Public companies are required to maintain freedom for their members to transfer shares. Private companies were required to have restrictions on transfer. Model articles provided that directors may exercise at their discretion and without assigning a reason, decline to register any transfer of shares whatsoever.In the case of private companies, more refined provision was commonly made. There might be a right of pre-emption for the shareholders. In this case, the Articles were amended to provide that the shares must be offered around pro rata.
Private companies usually adopted model articles Regulation 6, which provided that instead of a members’ resolution in a shareholder’s meeting, there might be a unanimous written resolution. In the case of a single member, company meetings were not required. One person who is present in person or by proxy is a quorum.
The model articles required that the directors were to resign on a staggered basis at AGM. This was an anomaly in the context of a private company and was generally deleted. Standard Regulation 79 limited the powers of the directors to borrow without the consent of the members at the general meeting, to the nominal value of the share capital. This was almost invariably deleted, given that it would be a practical bar to borrowing by the directors.
Model articles were commonly modified so as to make more modern provision for directors’ meetings such as by remote telecommunication or electronically.
The model Articles indemnified directors and the secretary against proceedings in relation to acts while in office. This was generally extended to cover costs and expenses arising out of the discharge and exercise of their duties.

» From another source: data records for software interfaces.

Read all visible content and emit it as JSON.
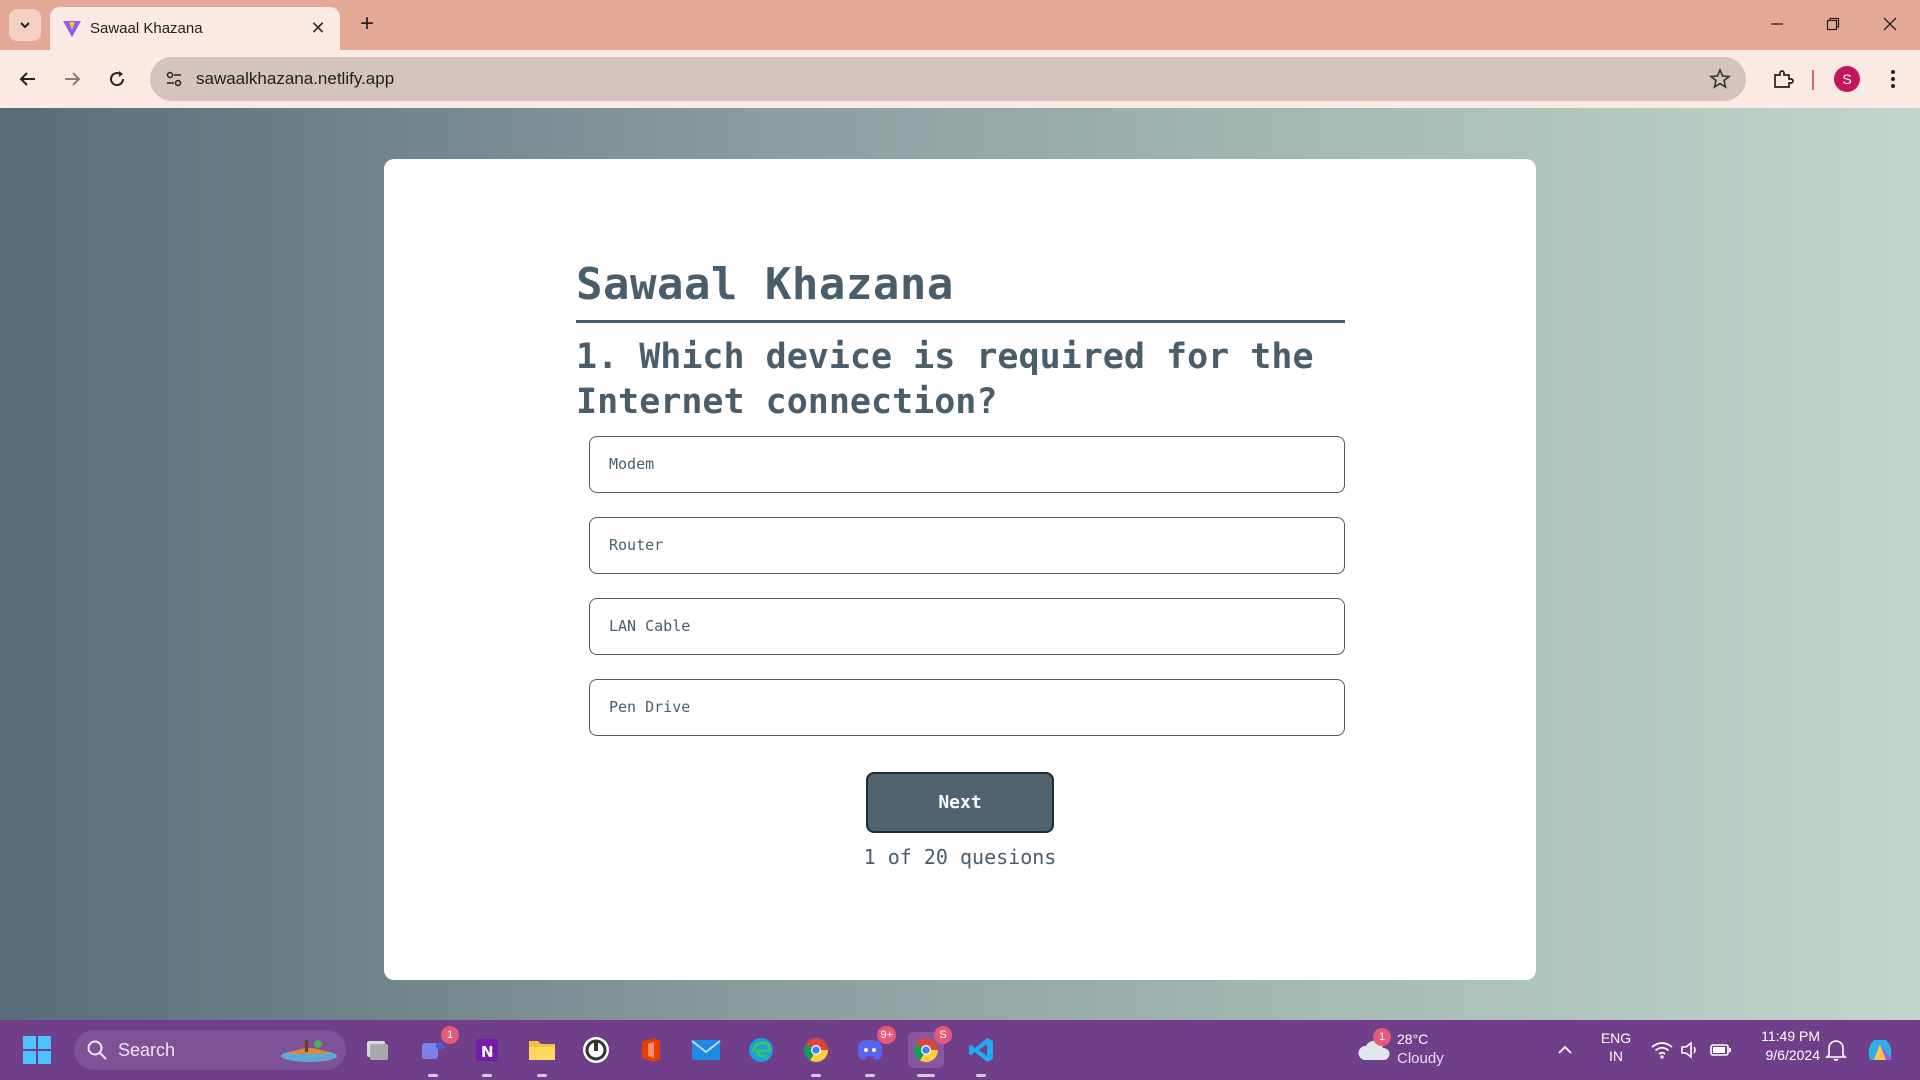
{
  "browser": {
    "tab_title": "Sawaal Khazana",
    "url": "sawaalkhazana.netlify.app",
    "avatar_letter": "S"
  },
  "quiz": {
    "app_title": "Sawaal Khazana",
    "question": "1. Which device is required for the Internet connection?",
    "options": [
      "Modem",
      "Router",
      "LAN Cable",
      "Pen Drive"
    ],
    "next_label": "Next",
    "progress_text": "1 of 20 quesions"
  },
  "taskbar": {
    "search_label": "Search",
    "teams_badge": "1",
    "discord_badge": "9+",
    "chrome_badge": "S",
    "weather_badge": "1",
    "weather_temp": "28°C",
    "weather_desc": "Cloudy",
    "lang": "ENG",
    "region": "IN",
    "time": "11:49 PM",
    "date": "9/6/2024"
  },
  "colors": {
    "accent": "#4a5d6b",
    "tab_strip": "#e4a897",
    "taskbar": "#6f3f8a"
  }
}
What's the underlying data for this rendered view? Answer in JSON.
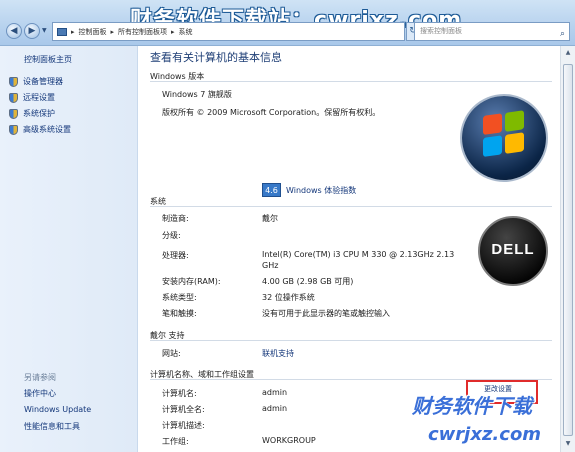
{
  "banner": "财务软件下载站：cwrjxz.com",
  "toolbar": {
    "address": [
      "控制面板",
      "所有控制面板项",
      "系统"
    ],
    "search_placeholder": "搜索控制面板"
  },
  "sidebar": {
    "home": "控制面板主页",
    "tasks": [
      "设备管理器",
      "远程设置",
      "系统保护",
      "高级系统设置"
    ],
    "see_also_title": "另请参阅",
    "see_also": [
      "操作中心",
      "Windows Update",
      "性能信息和工具"
    ]
  },
  "main": {
    "heading": "查看有关计算机的基本信息",
    "edition": {
      "title": "Windows 版本",
      "name": "Windows 7 旗舰版",
      "copyright": "版权所有 © 2009 Microsoft Corporation。保留所有权利。"
    },
    "system": {
      "title": "系统",
      "rows": [
        {
          "label": "制造商:",
          "value": "戴尔"
        },
        {
          "label": "分级:",
          "value": ""
        },
        {
          "label": "处理器:",
          "value": "Intel(R) Core(TM) i3 CPU       M 330  @ 2.13GHz   2.13",
          "value2": "GHz"
        },
        {
          "label": "安装内存(RAM):",
          "value": "4.00 GB (2.98 GB 可用)"
        },
        {
          "label": "系统类型:",
          "value": "32 位操作系统"
        },
        {
          "label": "笔和触摸:",
          "value": "没有可用于此显示器的笔或触控输入"
        }
      ],
      "score": "4.6",
      "score_link": "Windows 体验指数"
    },
    "support": {
      "title": "戴尔 支持",
      "website_label": "网站:",
      "website_link": "联机支持"
    },
    "computer": {
      "title": "计算机名称、域和工作组设置",
      "rows": [
        {
          "label": "计算机名:",
          "value": "admin"
        },
        {
          "label": "计算机全名:",
          "value": "admin"
        },
        {
          "label": "计算机描述:",
          "value": ""
        },
        {
          "label": "工作组:",
          "value": "WORKGROUP"
        }
      ],
      "change_settings": "更改设置"
    }
  },
  "watermark": {
    "line1": "财务软件下载",
    "line2": "cwrjxz.com"
  },
  "colors": {
    "link": "#14377a",
    "accent": "#3879c8",
    "highlight_box": "#e02b2b"
  }
}
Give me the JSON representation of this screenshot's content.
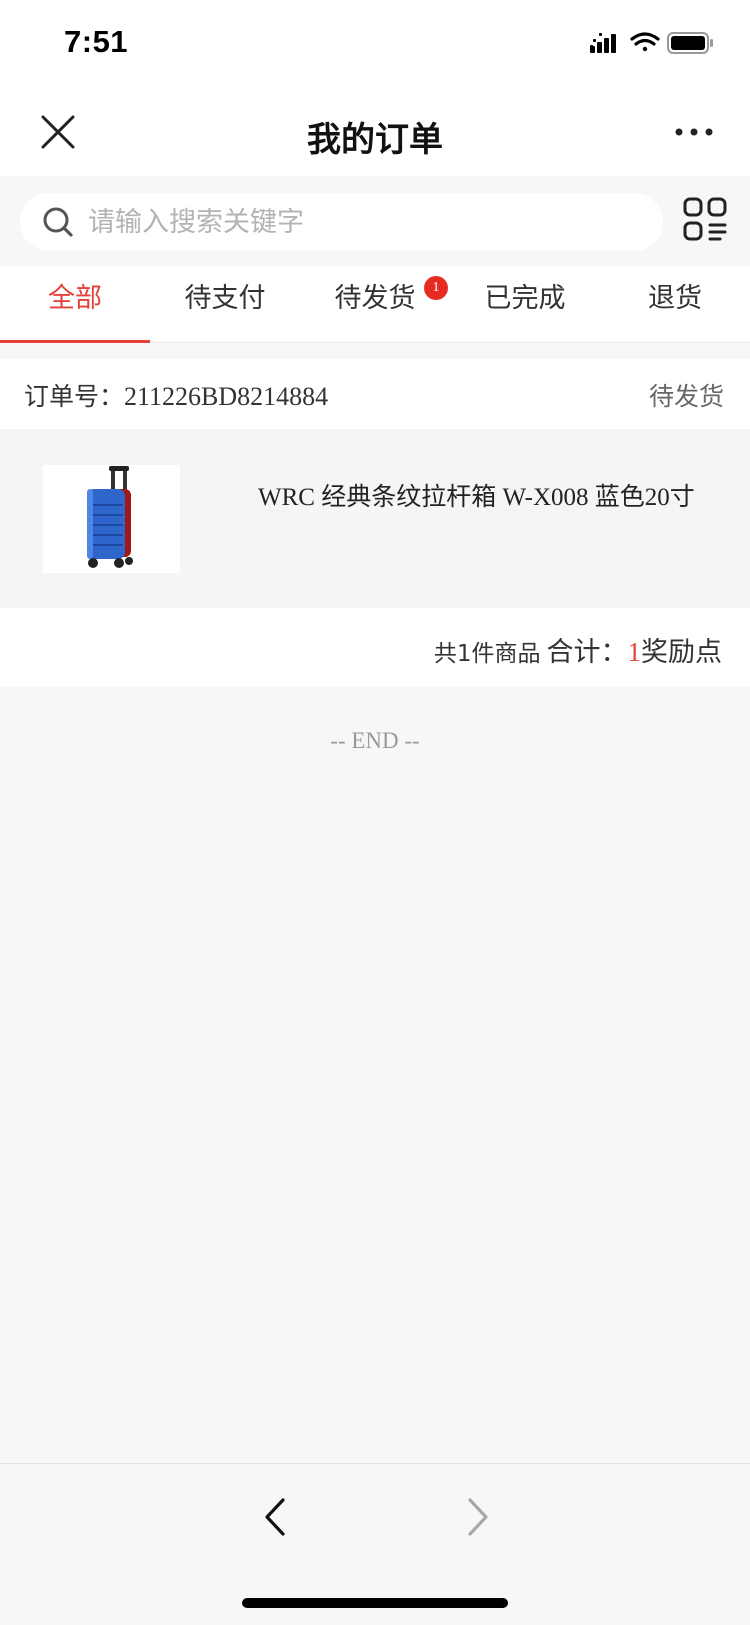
{
  "status_bar": {
    "time": "7:51"
  },
  "nav": {
    "title": "我的订单"
  },
  "search": {
    "placeholder": "请输入搜索关键字"
  },
  "tabs": [
    {
      "label": "全部",
      "active": true
    },
    {
      "label": "待支付"
    },
    {
      "label": "待发货",
      "badge": "1"
    },
    {
      "label": "已完成"
    },
    {
      "label": "退货"
    }
  ],
  "order": {
    "number_label": "订单号：",
    "number": "211226BD8214884",
    "status": "待发货",
    "product_name": "WRC 经典条纹拉杆箱 W-X008 蓝色20寸",
    "summary_count": "共1件商品",
    "summary_total_label": "合计：",
    "summary_points": "1",
    "summary_unit": "奖励点"
  },
  "end_text": "-- END --",
  "colors": {
    "accent": "#e5413b",
    "badge": "#e52b22"
  }
}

References and Sources
Companies Act 2014 (Irish Statute Book)
Companies Act 2014: An Annotation (2015) Conroy
Law of Companies 4th Ed. (2016) Courtney
Keane on Company Law 5th Ed. (2016) Hutchinson
Other Irish Sources
Tables of Origins & Destinations Companies Act 2014 (2016) Bloomsbury
Introduction to Irish Company Law 4th Ed. (2015) Callanan
Bloomsbury’s Guide to the Companies Act 2015 Courtney & Ors
Company Law in Ireland 2nd Ed. (2015) Thuillier
Pre-2014 Legislation Editions
Modern Irish Company Law 2nd Ed. (2001) Ellis
Cases & Materials Company Law 2nd Ed. (1998) Forde
Company Law 4th Ed. (2008) Forde & Kennedy
Corporations & Partnerships in Ireland (2010) Lynch-Fannon & Cuddihy
Companies Acts 1963-2012 (2012) MacCann & Courtney
Constitutional Rights of Companies (2007) O’Neill
Court Applications Under the Companies Act (2013) Samad
Company Law – Nutshell 3rd Ed. (2013) McConville
Questions & Answers on Company Law (2008) McGrath, N & Murphy
Make That Grade Irish Company Law 5th Ed. (2015) Murphy
Company Law BELR Series (2015) O’Mahony
Companies Act 2006 (UK) (Legilsation.gov.uk)
Statute books Blackstone’s statutes on company law (OUP)
Gower Principles of Modern Company Law 10th Ed. (2016) P. and S. Worthington
Company Law in Context 2nd Ed. (2012) D Kershaw
Company Law (9th Ed.) OUP (2016) J Lowry and A Dignam
Cases and Materials in Company law 11th Ed (2016) Sealy and Worthington
UK Practitioners Services
Tolley’s Company Law Handbook
Palmer’s Company Law